WHAT THE TASK ASKS: Each line in the records that mentions the word "ALPHA" needs to be listed.

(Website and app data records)
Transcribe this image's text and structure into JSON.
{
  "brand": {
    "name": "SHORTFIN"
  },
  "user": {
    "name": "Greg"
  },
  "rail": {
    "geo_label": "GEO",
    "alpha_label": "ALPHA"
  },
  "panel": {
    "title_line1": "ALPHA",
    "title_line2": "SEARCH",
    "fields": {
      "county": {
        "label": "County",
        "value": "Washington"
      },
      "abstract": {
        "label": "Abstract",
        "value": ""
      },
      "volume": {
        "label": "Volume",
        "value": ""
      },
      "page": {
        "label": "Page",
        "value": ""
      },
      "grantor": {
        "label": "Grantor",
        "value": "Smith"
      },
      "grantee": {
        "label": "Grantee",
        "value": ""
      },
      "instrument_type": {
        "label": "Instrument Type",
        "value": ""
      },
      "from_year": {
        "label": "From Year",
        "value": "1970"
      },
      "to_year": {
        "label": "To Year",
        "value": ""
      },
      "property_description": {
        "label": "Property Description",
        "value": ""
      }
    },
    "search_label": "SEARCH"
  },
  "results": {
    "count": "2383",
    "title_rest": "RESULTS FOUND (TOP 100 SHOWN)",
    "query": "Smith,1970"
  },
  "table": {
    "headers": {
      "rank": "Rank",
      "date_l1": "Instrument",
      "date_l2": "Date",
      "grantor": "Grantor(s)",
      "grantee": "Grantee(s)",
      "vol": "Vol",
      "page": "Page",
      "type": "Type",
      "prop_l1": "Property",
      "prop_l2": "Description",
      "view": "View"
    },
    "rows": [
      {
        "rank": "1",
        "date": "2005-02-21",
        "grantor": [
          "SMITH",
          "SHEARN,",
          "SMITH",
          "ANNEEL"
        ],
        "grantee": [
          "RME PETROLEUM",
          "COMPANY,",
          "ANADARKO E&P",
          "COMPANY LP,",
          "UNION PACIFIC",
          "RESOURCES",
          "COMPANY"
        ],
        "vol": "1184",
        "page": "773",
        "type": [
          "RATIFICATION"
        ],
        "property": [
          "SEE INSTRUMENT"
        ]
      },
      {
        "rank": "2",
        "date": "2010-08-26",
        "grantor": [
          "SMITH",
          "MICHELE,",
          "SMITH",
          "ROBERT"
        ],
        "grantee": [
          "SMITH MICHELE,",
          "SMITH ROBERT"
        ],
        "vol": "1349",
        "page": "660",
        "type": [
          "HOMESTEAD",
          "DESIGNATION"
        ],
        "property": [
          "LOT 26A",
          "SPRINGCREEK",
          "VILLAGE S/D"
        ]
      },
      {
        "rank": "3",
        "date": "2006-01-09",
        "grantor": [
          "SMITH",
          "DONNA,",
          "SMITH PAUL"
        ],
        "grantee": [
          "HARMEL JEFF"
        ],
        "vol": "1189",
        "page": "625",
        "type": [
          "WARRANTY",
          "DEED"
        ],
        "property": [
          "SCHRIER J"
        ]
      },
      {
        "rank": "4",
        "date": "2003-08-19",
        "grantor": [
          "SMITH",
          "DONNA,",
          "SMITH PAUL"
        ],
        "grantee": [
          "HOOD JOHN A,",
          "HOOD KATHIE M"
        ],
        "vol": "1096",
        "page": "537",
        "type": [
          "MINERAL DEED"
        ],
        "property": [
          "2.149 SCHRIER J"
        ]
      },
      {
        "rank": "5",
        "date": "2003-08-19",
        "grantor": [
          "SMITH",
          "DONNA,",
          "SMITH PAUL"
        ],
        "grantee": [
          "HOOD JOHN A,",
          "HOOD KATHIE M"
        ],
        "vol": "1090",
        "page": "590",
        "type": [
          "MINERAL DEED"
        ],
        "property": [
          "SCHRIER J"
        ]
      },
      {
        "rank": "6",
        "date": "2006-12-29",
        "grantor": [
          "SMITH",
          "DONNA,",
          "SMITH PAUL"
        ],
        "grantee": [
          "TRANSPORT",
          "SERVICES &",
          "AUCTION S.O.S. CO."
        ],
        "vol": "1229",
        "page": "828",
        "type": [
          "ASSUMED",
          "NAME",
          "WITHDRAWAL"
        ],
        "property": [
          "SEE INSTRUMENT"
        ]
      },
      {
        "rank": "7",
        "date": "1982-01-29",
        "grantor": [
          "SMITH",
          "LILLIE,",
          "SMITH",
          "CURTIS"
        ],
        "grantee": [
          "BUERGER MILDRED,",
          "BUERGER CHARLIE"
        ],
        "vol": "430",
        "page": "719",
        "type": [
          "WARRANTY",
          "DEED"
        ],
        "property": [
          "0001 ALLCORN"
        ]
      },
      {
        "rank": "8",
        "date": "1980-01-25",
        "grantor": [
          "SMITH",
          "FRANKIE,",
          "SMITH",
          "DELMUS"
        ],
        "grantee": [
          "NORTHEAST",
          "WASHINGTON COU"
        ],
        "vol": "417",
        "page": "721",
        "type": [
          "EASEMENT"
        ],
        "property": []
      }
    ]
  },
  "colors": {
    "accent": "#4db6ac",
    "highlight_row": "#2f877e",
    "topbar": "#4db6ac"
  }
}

PROBLEM SOLUTION:
    "alpha_label": "ALPHA"
    "title_line1": "ALPHA",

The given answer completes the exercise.